Provided entries ▸
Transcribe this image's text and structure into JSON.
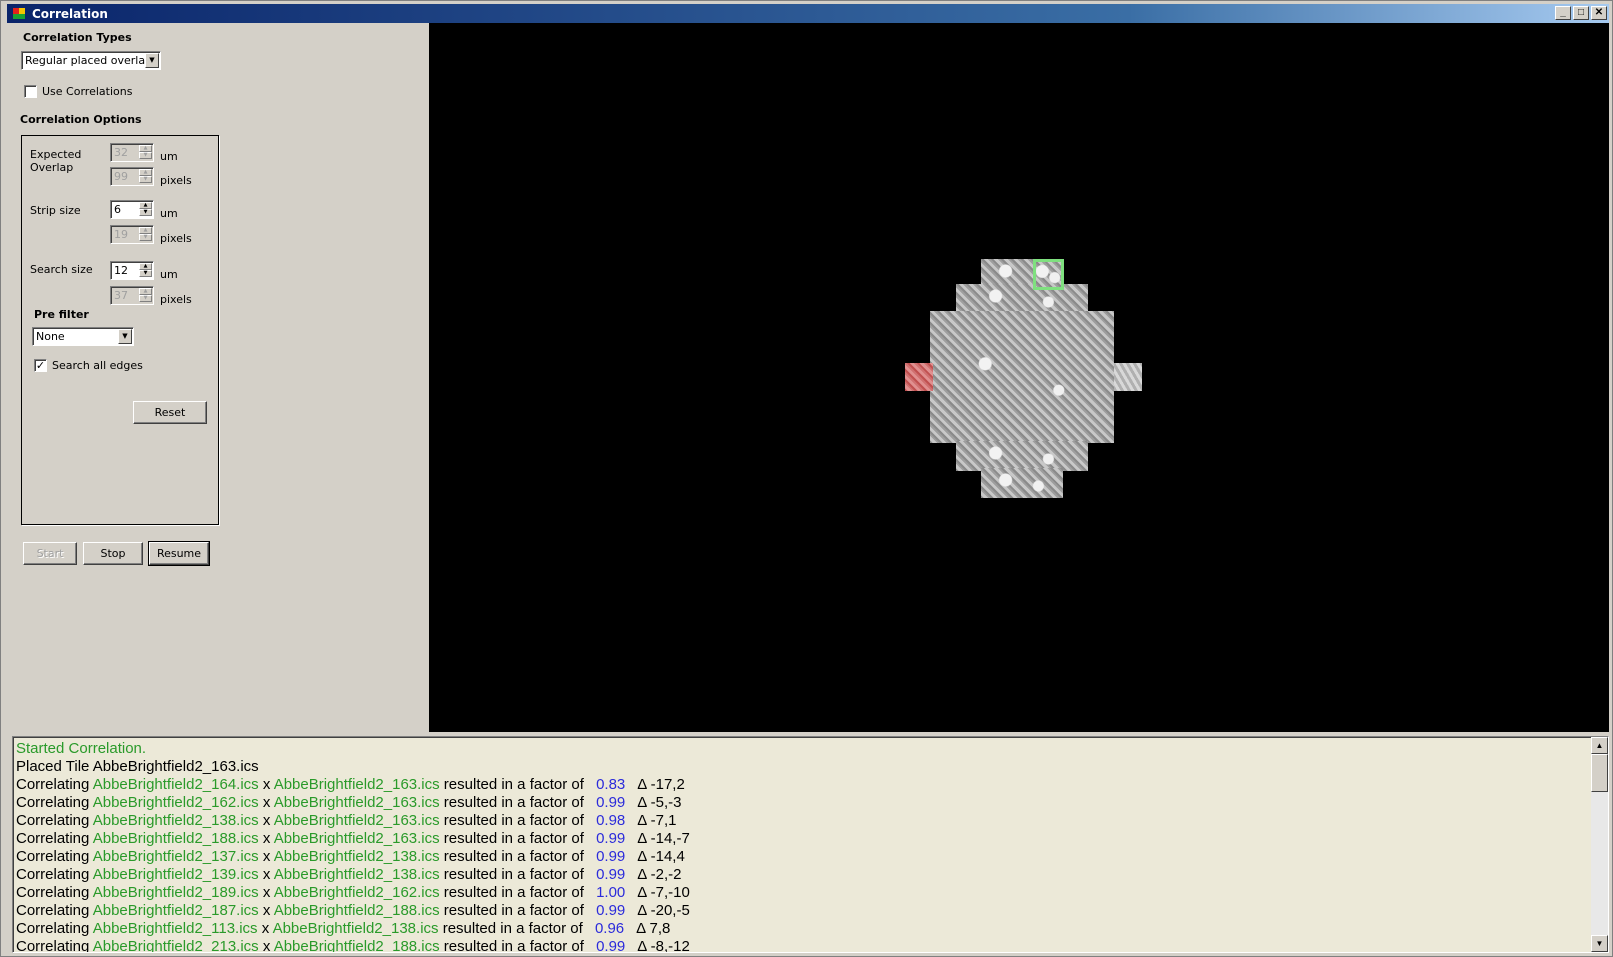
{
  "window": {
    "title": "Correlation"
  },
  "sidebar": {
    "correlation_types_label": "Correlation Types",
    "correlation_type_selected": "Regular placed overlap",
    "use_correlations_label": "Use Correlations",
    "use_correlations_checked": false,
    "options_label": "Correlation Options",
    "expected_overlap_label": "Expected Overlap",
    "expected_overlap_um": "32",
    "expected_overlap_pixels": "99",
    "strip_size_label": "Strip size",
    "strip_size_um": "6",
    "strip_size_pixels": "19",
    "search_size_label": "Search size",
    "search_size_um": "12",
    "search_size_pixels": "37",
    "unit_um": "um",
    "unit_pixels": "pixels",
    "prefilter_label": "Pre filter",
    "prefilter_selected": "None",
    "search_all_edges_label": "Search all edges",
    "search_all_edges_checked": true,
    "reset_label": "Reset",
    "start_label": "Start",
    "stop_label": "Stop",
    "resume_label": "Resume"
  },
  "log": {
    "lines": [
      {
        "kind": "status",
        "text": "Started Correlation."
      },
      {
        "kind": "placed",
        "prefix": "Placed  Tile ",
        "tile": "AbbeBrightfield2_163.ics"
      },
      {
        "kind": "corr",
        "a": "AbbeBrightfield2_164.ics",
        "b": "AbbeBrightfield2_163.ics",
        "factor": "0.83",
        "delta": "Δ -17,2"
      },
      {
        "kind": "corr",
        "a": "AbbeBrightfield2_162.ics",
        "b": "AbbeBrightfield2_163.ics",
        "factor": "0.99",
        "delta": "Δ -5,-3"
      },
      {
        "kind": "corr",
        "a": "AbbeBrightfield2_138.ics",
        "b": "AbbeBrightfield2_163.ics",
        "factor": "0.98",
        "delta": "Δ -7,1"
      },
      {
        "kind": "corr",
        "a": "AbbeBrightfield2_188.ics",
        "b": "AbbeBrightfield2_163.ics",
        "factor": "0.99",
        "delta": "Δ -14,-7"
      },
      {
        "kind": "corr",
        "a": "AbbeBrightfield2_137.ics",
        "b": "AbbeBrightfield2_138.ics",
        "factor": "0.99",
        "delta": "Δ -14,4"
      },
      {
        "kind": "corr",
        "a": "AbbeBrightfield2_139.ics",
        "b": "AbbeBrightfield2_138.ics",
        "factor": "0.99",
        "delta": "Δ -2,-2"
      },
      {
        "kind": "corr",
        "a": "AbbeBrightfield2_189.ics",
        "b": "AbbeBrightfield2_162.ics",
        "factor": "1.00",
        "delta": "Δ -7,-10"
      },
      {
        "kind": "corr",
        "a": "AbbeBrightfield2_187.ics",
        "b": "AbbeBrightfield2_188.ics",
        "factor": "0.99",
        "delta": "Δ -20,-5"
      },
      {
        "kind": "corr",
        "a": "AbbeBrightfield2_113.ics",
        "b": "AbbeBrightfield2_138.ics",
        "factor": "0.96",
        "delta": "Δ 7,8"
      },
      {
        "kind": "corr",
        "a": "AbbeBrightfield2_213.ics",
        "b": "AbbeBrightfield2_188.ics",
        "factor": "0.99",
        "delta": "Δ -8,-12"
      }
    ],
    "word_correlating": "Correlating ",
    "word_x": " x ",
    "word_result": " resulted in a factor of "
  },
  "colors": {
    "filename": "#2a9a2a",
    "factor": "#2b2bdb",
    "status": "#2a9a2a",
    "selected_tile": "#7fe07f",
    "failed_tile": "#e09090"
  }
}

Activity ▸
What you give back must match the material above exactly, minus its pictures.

Result for this exercise ▸
Transcribe this image's text and structure into JSON.
{
  "window": {
    "title": "Correlation"
  },
  "sidebar": {
    "correlation_types_label": "Correlation Types",
    "correlation_type_selected": "Regular placed overlap",
    "use_correlations_label": "Use Correlations",
    "use_correlations_checked": false,
    "options_label": "Correlation Options",
    "expected_overlap_label": "Expected Overlap",
    "expected_overlap_um": "32",
    "expected_overlap_pixels": "99",
    "strip_size_label": "Strip size",
    "strip_size_um": "6",
    "strip_size_pixels": "19",
    "search_size_label": "Search size",
    "search_size_um": "12",
    "search_size_pixels": "37",
    "unit_um": "um",
    "unit_pixels": "pixels",
    "prefilter_label": "Pre filter",
    "prefilter_selected": "None",
    "search_all_edges_label": "Search all edges",
    "search_all_edges_checked": true,
    "reset_label": "Reset",
    "start_label": "Start",
    "stop_label": "Stop",
    "resume_label": "Resume"
  },
  "log": {
    "lines": [
      {
        "kind": "status",
        "text": "Started Correlation."
      },
      {
        "kind": "placed",
        "prefix": "Placed  Tile ",
        "tile": "AbbeBrightfield2_163.ics"
      },
      {
        "kind": "corr",
        "a": "AbbeBrightfield2_164.ics",
        "b": "AbbeBrightfield2_163.ics",
        "factor": "0.83",
        "delta": "Δ -17,2"
      },
      {
        "kind": "corr",
        "a": "AbbeBrightfield2_162.ics",
        "b": "AbbeBrightfield2_163.ics",
        "factor": "0.99",
        "delta": "Δ -5,-3"
      },
      {
        "kind": "corr",
        "a": "AbbeBrightfield2_138.ics",
        "b": "AbbeBrightfield2_163.ics",
        "factor": "0.98",
        "delta": "Δ -7,1"
      },
      {
        "kind": "corr",
        "a": "AbbeBrightfield2_188.ics",
        "b": "AbbeBrightfield2_163.ics",
        "factor": "0.99",
        "delta": "Δ -14,-7"
      },
      {
        "kind": "corr",
        "a": "AbbeBrightfield2_137.ics",
        "b": "AbbeBrightfield2_138.ics",
        "factor": "0.99",
        "delta": "Δ -14,4"
      },
      {
        "kind": "corr",
        "a": "AbbeBrightfield2_139.ics",
        "b": "AbbeBrightfield2_138.ics",
        "factor": "0.99",
        "delta": "Δ -2,-2"
      },
      {
        "kind": "corr",
        "a": "AbbeBrightfield2_189.ics",
        "b": "AbbeBrightfield2_162.ics",
        "factor": "1.00",
        "delta": "Δ -7,-10"
      },
      {
        "kind": "corr",
        "a": "AbbeBrightfield2_187.ics",
        "b": "AbbeBrightfield2_188.ics",
        "factor": "0.99",
        "delta": "Δ -20,-5"
      },
      {
        "kind": "corr",
        "a": "AbbeBrightfield2_113.ics",
        "b": "AbbeBrightfield2_138.ics",
        "factor": "0.96",
        "delta": "Δ 7,8"
      },
      {
        "kind": "corr",
        "a": "AbbeBrightfield2_213.ics",
        "b": "AbbeBrightfield2_188.ics",
        "factor": "0.99",
        "delta": "Δ -8,-12"
      }
    ],
    "word_correlating": "Correlating ",
    "word_x": " x ",
    "word_result": " resulted in a factor of "
  },
  "colors": {
    "filename": "#2a9a2a",
    "factor": "#2b2bdb",
    "status": "#2a9a2a",
    "selected_tile": "#7fe07f",
    "failed_tile": "#e09090"
  }
}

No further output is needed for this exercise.